__Data extract__:
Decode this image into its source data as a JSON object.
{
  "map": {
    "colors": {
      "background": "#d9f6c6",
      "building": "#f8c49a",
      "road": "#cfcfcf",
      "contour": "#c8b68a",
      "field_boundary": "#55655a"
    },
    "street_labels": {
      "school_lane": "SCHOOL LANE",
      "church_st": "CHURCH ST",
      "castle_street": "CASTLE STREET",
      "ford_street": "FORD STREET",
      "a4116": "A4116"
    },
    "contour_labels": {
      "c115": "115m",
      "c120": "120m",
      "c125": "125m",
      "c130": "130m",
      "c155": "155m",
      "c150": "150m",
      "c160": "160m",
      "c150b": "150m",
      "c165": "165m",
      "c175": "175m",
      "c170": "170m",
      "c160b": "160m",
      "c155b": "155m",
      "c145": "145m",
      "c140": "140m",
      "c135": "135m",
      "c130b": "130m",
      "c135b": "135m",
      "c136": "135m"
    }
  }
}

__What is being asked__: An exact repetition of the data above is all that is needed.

__Answer__:
Decode this image into its source data as a JSON object.
{
  "map": {
    "colors": {
      "background": "#d9f6c6",
      "building": "#f8c49a",
      "road": "#cfcfcf",
      "contour": "#c8b68a",
      "field_boundary": "#55655a"
    },
    "street_labels": {
      "school_lane": "SCHOOL LANE",
      "church_st": "CHURCH ST",
      "castle_street": "CASTLE STREET",
      "ford_street": "FORD STREET",
      "a4116": "A4116"
    },
    "contour_labels": {
      "c115": "115m",
      "c120": "120m",
      "c125": "125m",
      "c130": "130m",
      "c155": "155m",
      "c150": "150m",
      "c160": "160m",
      "c150b": "150m",
      "c165": "165m",
      "c175": "175m",
      "c170": "170m",
      "c160b": "160m",
      "c155b": "155m",
      "c145": "145m",
      "c140": "140m",
      "c135": "135m",
      "c130b": "130m",
      "c135b": "135m",
      "c136": "135m"
    }
  }
}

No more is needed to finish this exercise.